Kindness as Medicine
Your doctor is likely the central figure in your healthcare. Along with his or her team of nurses and other medical staff, you are likely grateful for all of them for the care you receive. You know you wouldn’t be as healthy as you are without them.
Your family, friends and perhaps spouse or partner are likely the central figures in your happiness. Along with an extended family and perhaps an extended circle of friends, you are likely grateful to them for the companionship you receive. You know you wouldn’t be as happy without them.
Time and again, multiple studies have borne out the important link between good health and strong social connections. The more connected we are, the greater the chance we are healthy. Married people live longer; this has been documented in many studies as well.
We all need each other. We need our doctors and nurses. We need our families and friends. We need our children and our spouses or partners. We even need those people out there we don’t know. We depend on the rest of society to fill the needs we can’t fill ourselves, from farmers who grow our food to teachers who educate our children, from grocery store personnel to automakers.
Any of us who think we can make it on our own likely haven’t tried.
So what does this have to do with our health? If we do it right, social interaction has a lot of benefits for us.
Humans are wired to be social. We are supposed to be interdependent. We are designed to have social relationships, and when we do, we are better for it.
None of us would be here without a relationship between our parents. Then, as a baby, we were cared for by our parents. Human infants are the most helpless of all creatures; we require the most care and nurturing of any species. Cattle and horses are born standing up and ready to move. They still need care, but all other species are much less dependent than humans when it comes to requiring care from other creatures in their species.
We need our families to teach us language and social skills. We need our friends to show us we are loved by someone other than those who have known us since we were born. Without this interaction, loneliness takes over.
As we age, we develop our own unique personalities and styles of interaction. Ours are likely different from everyone else’s; that is what makes us unique. It is what makes the world go round, as the saying goes.
With these differences can come conflict. Realizing that our way is simply that: our way, and others have their own way too is a crucial step to interacting in peace and harmony. There’s no good guy, no bad guy, just differences.
Respecting these differences is crucial for our society. We must get along with others whose opinions and styles of interacting may not hurt us, but may not please us either.
Let it be.
Kindness is a virtue. It is also a necessary part of human interaction. Kindness is a force that benefits not only the recipient, but the giver as well. Perhaps it benefits the giver on an even deeper level.
Consider the recent spate of natural disasters that have befallen our country: Hurricanes, earthquakes and most recently, wildfires. Thousands of people who were not directly affected volunteered their time, energy and money to help out those who were directly affected. They gave unselfishly, and asked for nothing in return. Most volunteers get what they want out of the volunteering situation: a sense of satisfaction for having helped someone who was in need. They feel fulfilled, and the victims feel the care and support they provided.
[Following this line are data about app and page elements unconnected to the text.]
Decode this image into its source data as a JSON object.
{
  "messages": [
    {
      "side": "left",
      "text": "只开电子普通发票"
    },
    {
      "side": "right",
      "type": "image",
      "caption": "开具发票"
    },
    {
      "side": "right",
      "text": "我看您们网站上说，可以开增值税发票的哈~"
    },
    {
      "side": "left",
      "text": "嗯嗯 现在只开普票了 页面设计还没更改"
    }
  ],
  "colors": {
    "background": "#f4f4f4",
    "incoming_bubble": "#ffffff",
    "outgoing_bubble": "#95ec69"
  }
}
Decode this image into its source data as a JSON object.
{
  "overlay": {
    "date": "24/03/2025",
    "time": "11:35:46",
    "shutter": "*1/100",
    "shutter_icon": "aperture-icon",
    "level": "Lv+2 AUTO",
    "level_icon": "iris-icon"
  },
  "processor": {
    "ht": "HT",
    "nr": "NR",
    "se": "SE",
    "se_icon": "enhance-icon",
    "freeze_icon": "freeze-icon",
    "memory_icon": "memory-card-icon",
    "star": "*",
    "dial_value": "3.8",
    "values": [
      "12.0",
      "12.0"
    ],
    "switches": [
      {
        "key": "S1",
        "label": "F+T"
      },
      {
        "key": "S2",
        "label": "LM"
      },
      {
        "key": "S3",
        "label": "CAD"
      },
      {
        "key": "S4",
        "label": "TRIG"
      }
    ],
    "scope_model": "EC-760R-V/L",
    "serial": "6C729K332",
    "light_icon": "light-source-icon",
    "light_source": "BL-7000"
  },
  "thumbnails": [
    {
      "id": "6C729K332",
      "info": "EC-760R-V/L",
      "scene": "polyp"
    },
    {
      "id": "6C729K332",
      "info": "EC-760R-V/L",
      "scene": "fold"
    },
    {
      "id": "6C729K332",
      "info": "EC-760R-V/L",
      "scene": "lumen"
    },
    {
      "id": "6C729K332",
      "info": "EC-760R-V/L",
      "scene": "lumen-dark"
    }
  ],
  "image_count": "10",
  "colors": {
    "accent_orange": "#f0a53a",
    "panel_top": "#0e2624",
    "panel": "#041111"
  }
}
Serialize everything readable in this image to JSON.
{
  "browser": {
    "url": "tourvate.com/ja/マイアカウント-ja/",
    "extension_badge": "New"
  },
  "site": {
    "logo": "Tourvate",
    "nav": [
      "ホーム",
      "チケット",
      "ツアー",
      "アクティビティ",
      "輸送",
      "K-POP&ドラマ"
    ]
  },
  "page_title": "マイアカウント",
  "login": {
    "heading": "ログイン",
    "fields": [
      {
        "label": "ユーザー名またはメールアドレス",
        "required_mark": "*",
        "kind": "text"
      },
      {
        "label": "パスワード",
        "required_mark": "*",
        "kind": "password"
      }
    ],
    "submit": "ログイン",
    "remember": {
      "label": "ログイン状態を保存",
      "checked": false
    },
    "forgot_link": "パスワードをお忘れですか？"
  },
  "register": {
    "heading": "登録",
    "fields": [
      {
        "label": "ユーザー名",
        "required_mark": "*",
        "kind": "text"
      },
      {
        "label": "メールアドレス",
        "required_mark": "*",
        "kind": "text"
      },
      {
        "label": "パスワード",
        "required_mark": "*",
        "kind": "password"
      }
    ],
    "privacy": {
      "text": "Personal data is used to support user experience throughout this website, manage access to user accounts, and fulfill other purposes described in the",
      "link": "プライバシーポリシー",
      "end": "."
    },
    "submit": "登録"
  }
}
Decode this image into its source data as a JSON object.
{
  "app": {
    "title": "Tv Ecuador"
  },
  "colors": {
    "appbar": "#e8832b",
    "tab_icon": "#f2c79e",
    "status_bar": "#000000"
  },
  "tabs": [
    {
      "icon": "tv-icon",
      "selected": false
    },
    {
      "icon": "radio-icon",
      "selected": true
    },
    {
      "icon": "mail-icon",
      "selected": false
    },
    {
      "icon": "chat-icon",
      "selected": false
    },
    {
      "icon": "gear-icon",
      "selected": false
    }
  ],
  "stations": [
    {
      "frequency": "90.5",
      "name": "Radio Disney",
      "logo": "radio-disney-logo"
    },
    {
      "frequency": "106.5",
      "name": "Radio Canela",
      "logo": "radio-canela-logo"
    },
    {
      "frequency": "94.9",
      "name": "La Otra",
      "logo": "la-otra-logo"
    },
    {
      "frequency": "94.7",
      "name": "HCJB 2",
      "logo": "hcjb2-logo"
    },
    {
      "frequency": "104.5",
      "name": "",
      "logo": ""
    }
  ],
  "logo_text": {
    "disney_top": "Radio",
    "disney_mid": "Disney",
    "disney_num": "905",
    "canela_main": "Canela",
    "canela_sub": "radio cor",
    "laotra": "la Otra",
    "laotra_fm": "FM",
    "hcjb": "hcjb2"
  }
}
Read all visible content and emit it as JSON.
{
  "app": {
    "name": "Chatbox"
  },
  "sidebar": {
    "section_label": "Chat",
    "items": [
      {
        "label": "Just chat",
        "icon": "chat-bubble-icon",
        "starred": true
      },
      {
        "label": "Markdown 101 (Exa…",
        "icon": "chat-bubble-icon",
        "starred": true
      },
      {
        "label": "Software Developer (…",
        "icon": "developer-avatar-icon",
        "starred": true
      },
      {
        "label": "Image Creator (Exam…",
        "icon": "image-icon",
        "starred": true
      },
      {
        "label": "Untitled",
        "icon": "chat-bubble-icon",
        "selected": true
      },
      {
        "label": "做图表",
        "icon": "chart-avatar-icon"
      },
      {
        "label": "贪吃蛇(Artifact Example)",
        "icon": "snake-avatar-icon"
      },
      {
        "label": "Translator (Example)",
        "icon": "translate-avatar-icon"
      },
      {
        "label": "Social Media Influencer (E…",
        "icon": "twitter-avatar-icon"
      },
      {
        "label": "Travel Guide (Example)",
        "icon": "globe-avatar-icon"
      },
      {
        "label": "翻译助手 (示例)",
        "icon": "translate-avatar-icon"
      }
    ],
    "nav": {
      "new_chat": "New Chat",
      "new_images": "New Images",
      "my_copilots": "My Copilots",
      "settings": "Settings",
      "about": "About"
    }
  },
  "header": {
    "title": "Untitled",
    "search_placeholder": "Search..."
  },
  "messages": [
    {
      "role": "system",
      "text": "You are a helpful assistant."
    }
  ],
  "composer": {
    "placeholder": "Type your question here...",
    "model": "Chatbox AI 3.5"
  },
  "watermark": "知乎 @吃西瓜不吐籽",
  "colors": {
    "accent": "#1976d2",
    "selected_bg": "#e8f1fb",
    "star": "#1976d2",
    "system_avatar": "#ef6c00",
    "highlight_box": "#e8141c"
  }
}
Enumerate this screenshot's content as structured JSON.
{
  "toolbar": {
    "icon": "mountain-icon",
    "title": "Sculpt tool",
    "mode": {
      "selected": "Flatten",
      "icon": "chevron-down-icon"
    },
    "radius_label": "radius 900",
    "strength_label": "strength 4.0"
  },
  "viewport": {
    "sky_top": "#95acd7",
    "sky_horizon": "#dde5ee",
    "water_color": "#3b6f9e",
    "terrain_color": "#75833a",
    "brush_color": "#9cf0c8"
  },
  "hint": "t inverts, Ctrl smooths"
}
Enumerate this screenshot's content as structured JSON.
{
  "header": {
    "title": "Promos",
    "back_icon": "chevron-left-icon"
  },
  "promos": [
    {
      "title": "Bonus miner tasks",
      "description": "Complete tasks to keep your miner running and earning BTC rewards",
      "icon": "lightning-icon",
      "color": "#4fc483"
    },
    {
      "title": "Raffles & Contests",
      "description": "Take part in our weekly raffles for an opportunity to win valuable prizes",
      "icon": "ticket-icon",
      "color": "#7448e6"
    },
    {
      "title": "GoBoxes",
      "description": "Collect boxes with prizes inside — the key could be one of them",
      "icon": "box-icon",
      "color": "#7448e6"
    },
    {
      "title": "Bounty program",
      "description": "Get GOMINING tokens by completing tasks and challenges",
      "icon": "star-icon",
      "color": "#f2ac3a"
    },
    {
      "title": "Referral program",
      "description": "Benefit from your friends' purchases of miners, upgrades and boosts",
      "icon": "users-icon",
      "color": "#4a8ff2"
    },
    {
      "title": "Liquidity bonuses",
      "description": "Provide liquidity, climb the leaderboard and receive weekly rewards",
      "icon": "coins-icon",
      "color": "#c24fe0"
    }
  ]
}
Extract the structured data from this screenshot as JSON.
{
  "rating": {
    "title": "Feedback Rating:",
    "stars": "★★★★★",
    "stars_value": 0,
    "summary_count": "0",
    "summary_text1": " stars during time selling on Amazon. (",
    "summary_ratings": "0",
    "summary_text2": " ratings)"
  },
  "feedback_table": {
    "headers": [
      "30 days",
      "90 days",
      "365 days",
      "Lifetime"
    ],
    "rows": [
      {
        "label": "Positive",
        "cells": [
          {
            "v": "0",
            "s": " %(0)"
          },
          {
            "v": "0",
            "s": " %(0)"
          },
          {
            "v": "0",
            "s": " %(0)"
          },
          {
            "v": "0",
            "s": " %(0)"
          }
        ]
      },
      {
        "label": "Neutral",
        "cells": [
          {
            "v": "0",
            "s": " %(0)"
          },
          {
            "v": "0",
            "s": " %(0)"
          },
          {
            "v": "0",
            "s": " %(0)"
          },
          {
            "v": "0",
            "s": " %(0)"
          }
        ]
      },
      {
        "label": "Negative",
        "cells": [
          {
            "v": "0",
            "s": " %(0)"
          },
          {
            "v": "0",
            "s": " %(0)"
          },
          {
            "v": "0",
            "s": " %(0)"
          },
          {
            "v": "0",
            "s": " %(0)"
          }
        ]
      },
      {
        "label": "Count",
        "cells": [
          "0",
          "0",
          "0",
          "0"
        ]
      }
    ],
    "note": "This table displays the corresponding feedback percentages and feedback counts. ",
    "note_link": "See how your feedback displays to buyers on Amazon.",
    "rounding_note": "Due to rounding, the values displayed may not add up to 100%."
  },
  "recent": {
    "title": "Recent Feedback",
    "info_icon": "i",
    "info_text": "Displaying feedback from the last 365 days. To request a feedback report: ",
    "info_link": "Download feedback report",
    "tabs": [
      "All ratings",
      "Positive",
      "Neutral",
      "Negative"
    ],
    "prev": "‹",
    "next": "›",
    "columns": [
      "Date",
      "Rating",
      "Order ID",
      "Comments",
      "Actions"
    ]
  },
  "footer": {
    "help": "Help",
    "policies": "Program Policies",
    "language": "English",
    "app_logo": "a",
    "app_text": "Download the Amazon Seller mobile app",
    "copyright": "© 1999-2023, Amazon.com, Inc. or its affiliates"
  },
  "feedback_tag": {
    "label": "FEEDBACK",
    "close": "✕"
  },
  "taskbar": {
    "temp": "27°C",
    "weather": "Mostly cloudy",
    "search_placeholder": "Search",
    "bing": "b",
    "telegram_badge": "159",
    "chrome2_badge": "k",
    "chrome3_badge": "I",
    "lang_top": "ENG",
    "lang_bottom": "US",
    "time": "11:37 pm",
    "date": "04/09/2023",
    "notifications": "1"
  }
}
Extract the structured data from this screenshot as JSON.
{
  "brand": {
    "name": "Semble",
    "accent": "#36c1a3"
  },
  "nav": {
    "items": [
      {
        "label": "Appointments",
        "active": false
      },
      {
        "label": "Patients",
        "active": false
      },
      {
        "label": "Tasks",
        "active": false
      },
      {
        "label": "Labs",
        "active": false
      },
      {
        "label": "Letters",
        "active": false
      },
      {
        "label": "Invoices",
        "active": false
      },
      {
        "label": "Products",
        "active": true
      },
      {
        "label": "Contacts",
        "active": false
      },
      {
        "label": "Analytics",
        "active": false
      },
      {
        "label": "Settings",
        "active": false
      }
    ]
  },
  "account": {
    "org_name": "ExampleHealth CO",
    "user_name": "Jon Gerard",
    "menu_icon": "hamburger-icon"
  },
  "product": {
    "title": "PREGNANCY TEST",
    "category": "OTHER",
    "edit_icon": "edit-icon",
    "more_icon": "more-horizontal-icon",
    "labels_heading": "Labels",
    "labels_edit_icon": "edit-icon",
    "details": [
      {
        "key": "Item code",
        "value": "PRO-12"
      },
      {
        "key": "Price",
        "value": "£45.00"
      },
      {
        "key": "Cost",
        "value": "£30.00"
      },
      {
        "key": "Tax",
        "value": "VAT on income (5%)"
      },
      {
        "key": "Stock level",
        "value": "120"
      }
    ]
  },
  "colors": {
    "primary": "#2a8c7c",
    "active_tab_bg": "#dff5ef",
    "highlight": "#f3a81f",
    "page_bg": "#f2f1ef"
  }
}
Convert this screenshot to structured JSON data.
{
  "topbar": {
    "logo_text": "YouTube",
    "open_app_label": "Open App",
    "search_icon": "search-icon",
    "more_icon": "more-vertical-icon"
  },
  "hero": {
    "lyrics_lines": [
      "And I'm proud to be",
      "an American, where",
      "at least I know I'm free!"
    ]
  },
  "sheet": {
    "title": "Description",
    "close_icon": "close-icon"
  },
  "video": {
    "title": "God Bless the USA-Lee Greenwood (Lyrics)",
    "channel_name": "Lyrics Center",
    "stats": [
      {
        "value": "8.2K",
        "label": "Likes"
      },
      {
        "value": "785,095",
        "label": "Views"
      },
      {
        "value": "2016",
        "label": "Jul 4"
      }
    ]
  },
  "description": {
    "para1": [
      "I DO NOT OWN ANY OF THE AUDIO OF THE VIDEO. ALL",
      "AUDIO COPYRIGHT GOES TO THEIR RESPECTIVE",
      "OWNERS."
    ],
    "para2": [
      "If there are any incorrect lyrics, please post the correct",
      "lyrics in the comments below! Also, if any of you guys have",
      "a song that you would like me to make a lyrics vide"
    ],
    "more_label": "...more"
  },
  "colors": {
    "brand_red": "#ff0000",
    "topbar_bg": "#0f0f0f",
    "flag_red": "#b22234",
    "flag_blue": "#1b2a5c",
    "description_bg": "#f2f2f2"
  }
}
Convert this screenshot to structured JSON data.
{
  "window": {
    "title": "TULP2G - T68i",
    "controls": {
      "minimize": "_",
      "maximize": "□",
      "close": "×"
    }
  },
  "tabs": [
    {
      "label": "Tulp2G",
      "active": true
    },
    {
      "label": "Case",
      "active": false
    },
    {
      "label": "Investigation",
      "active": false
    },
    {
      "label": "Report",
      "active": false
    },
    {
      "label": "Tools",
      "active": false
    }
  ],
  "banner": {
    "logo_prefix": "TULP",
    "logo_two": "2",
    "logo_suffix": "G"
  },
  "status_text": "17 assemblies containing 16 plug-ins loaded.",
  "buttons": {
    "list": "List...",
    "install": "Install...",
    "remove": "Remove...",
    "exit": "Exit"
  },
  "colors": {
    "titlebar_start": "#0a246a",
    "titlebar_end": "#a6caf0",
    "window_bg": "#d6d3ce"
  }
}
A recent interview with many of these volunteers produced a unified answer along those lines: they volunteer because it makes them feel good. They connect with those who are suffering, and both sides come out of it feeling better.
They needed each other.
More profoundly, the recent mass shooting in Las Vegas has highlighted the best of human interactions in the worst of times. Multiple stories of strangers helping victims surfaced in the days after the tragedy. These thousands of people who, only moments before the shooting, were unified only by their love of country music, came together to help each other in this horrific crisis. It was seemingly instinctual. Some of them sacrificed their own safety to provide safety for others, some of them sacrificed their lives.
They needed each other.
Many of us will likely never provide that kind of life-saving assistance. At least not on that level.
Every day, however, we all have the opportunity to provide kindness in our everyday interactions. It can be the simplest of gestures, but it means more than we likely know. Finding these opportunities doesn’t take much looking; it can be so very simple. Consider these chances to make a difference:
- Smiling at a stranger.
- Holding the door for the person behind you.
- Letting someone else go in line in front of you.
- Bringing someone’s newspaper to their porch from the sidewalk.
- Paying for someone’s meal in line behind you.
- Sending a thank you note—on paper—in the mail for the last gift you received.
- Sending a kind note for no particular reason.
- Thanking a soldier in uniform for their services and sacrifices.
- Babysitting your neighbors kids so they can have a few hours alone.
- Delivering baked goods to someone who is struggling.
- Sending a sympathy note to someone grieving, no matter how long ago it was.
- Compliment a child on their manners in public so the parents can hear.
- Visit a nursing home and ask to see someone who doesn’t get much company.
- Bring your pet to that nursing home—with their permission.
- Buy a cheap bouquet of flowers and take it to someone in the hospital.
- Let that car creep in line in front of you in the traffic jam.
There are thousands more, just keep your eyes open for the opportunity.
If kindness were practiced in a very specific way, at least one time each day, by every person, the world would change–for the better. We would be happier, and for the purposes of this post, healthier. Happier people are healthier.
Start with you—today. Share the kindness in small ways throughout your day. You will feel a lift in your heart, and the world will be a tiny bit healthier for it.